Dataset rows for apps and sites
——————

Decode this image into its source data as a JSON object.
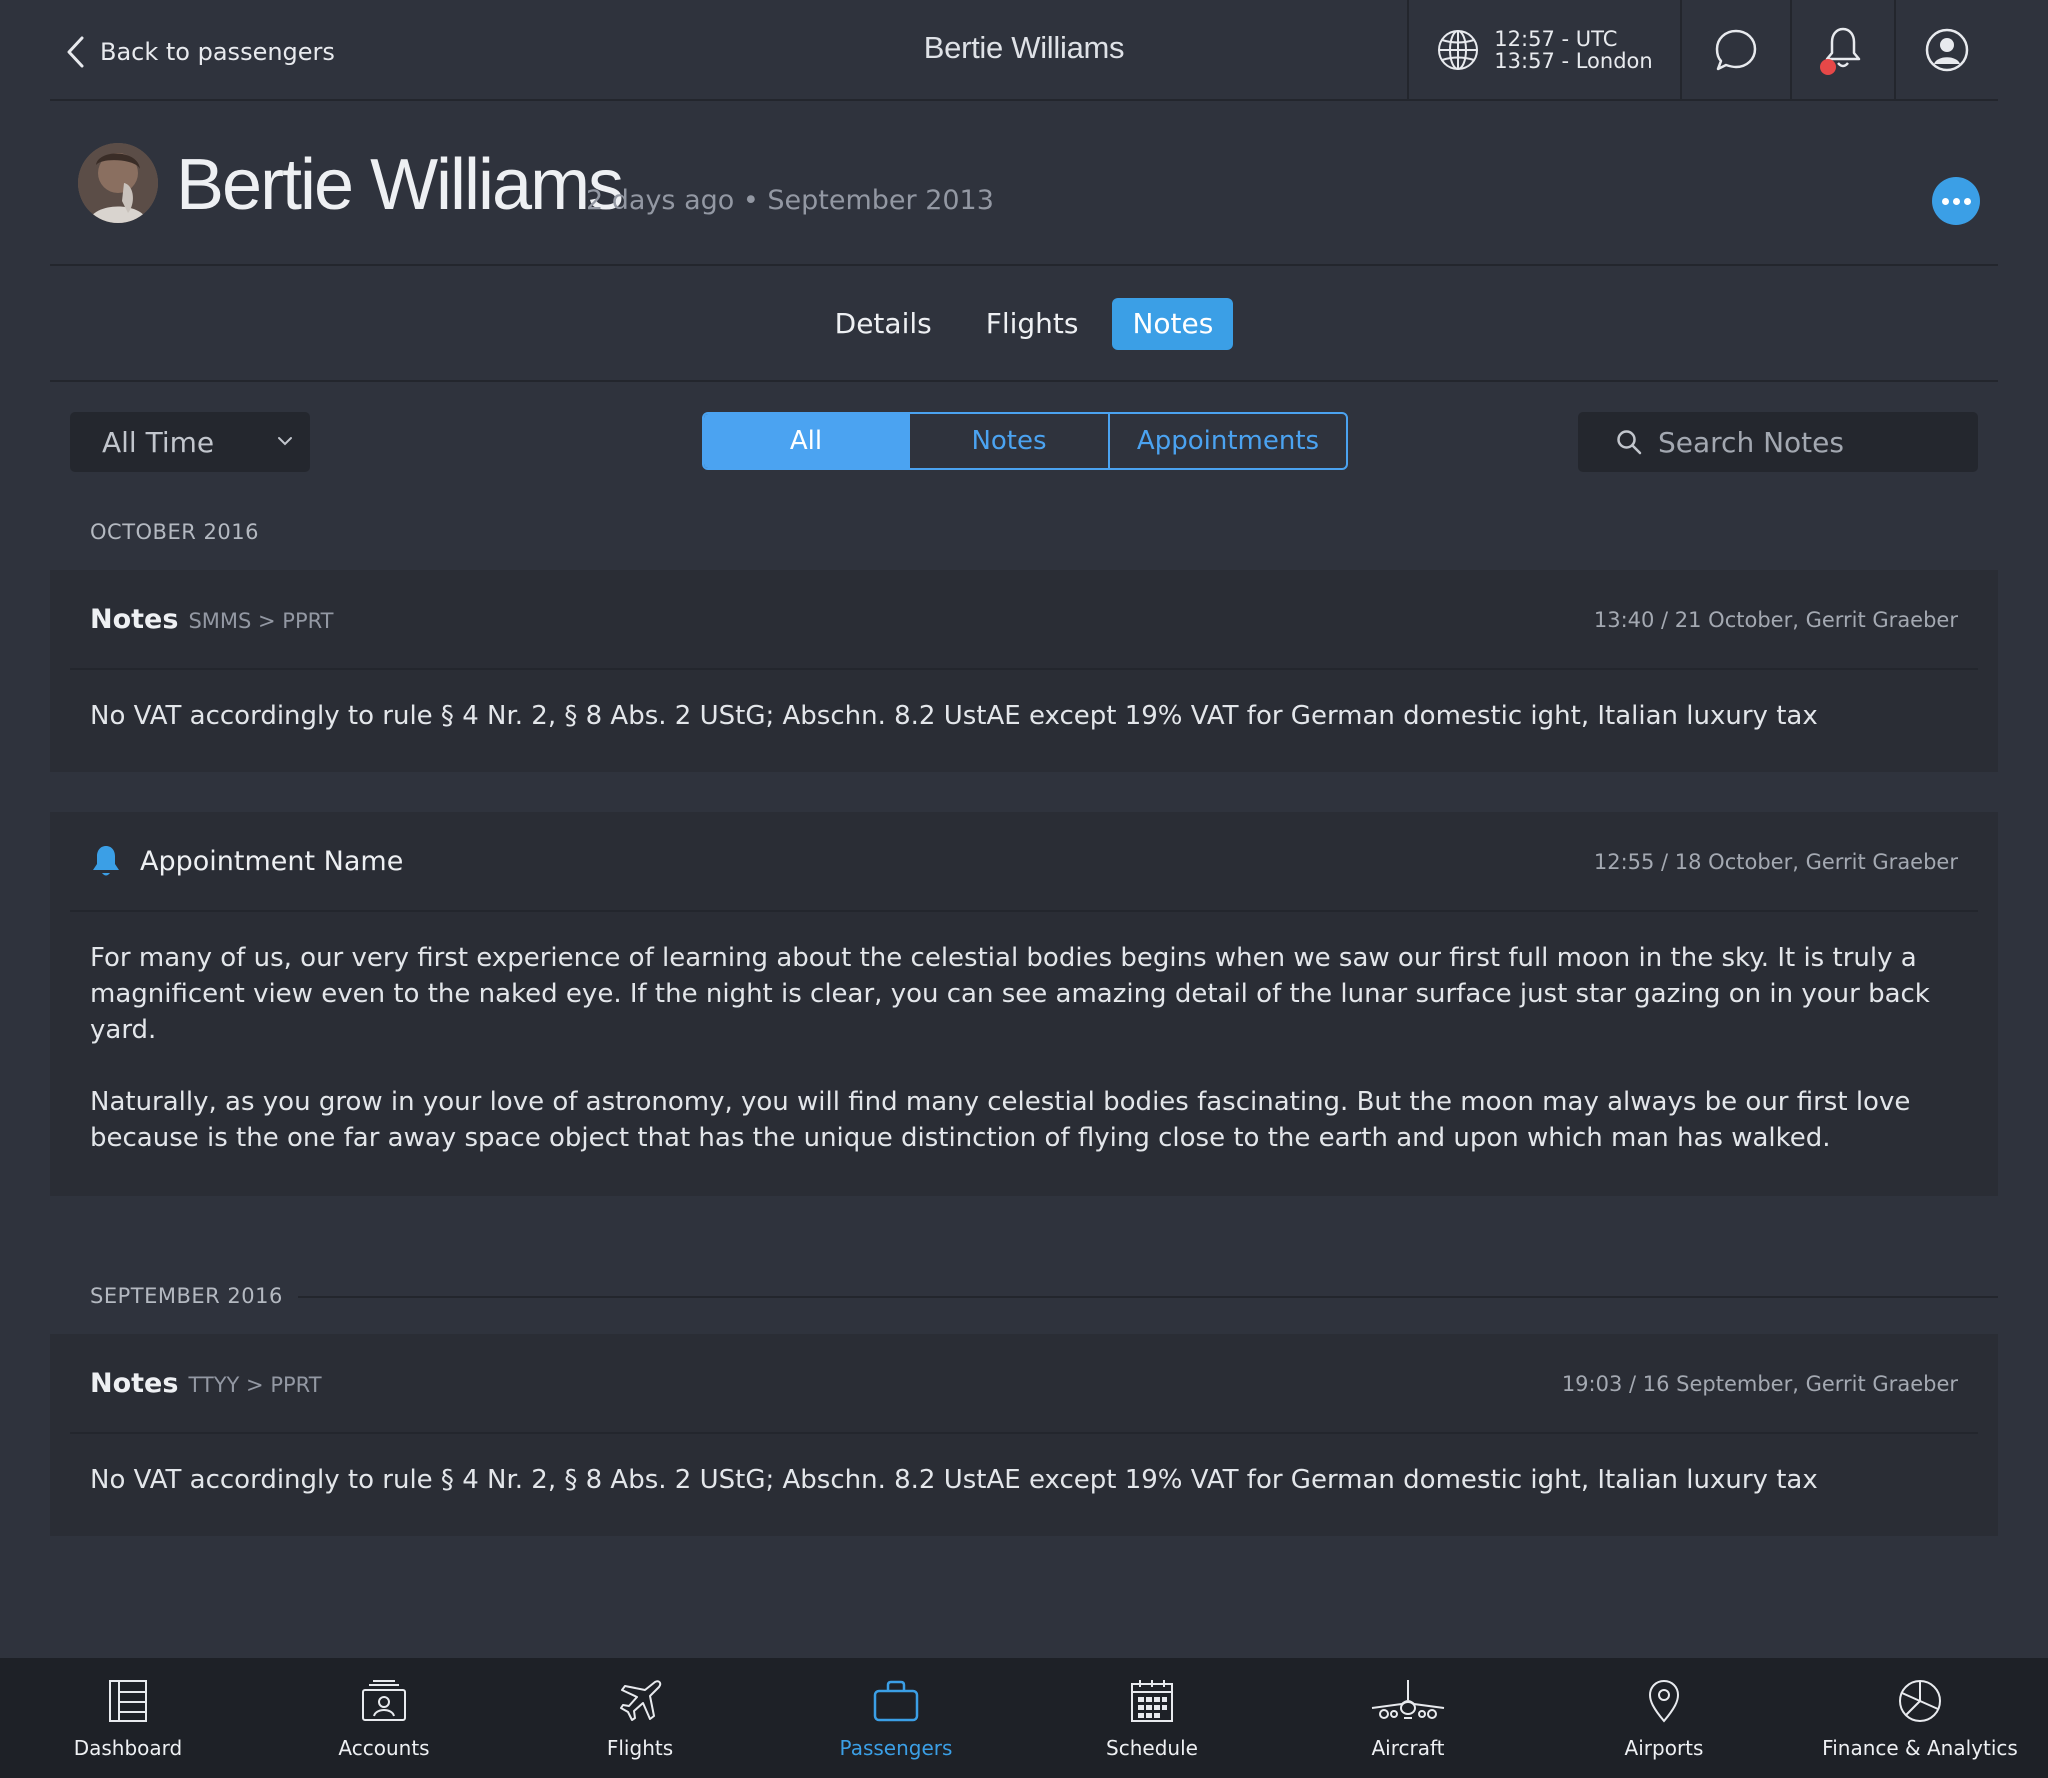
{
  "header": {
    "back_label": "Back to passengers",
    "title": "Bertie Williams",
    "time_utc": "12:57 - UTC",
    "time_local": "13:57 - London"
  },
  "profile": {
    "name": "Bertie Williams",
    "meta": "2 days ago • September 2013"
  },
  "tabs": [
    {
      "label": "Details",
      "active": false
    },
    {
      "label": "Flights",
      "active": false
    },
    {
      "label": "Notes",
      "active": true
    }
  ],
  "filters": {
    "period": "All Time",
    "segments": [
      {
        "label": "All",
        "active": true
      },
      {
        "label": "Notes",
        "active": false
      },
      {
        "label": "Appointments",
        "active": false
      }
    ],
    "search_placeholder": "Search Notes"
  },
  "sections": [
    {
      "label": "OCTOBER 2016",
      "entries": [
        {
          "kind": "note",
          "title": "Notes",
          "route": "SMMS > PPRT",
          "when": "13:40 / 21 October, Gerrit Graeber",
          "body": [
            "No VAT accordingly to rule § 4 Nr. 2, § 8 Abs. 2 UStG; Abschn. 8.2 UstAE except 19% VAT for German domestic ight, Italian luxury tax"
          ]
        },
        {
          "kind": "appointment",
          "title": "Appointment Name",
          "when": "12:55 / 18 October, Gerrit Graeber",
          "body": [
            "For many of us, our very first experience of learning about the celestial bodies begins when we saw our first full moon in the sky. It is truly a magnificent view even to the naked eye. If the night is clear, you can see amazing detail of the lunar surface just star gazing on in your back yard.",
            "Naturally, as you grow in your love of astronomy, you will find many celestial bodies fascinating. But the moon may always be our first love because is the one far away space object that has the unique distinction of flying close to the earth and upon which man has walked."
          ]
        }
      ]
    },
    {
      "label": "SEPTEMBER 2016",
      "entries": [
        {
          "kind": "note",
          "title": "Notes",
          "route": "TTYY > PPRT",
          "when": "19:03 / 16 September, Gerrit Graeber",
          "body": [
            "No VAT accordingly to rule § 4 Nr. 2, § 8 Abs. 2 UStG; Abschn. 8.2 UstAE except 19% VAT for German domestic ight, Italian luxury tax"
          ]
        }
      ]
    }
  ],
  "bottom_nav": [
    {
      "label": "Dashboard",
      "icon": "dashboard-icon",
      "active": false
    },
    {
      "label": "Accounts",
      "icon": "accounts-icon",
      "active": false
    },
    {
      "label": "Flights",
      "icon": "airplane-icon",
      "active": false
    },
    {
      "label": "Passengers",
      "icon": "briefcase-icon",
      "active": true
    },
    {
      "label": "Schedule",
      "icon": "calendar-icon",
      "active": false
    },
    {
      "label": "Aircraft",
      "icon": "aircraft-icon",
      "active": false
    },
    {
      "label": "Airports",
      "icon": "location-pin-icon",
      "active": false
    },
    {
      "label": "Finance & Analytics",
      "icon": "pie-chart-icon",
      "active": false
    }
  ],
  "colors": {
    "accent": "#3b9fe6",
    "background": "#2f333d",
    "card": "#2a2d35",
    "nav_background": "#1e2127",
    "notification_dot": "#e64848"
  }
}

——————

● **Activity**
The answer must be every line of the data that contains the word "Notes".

● **Answer area**
      "label": "Notes",
        "label": "Notes",
    "search_placeholder": "Search Notes"
          "title": "Notes",
          "title": "Notes",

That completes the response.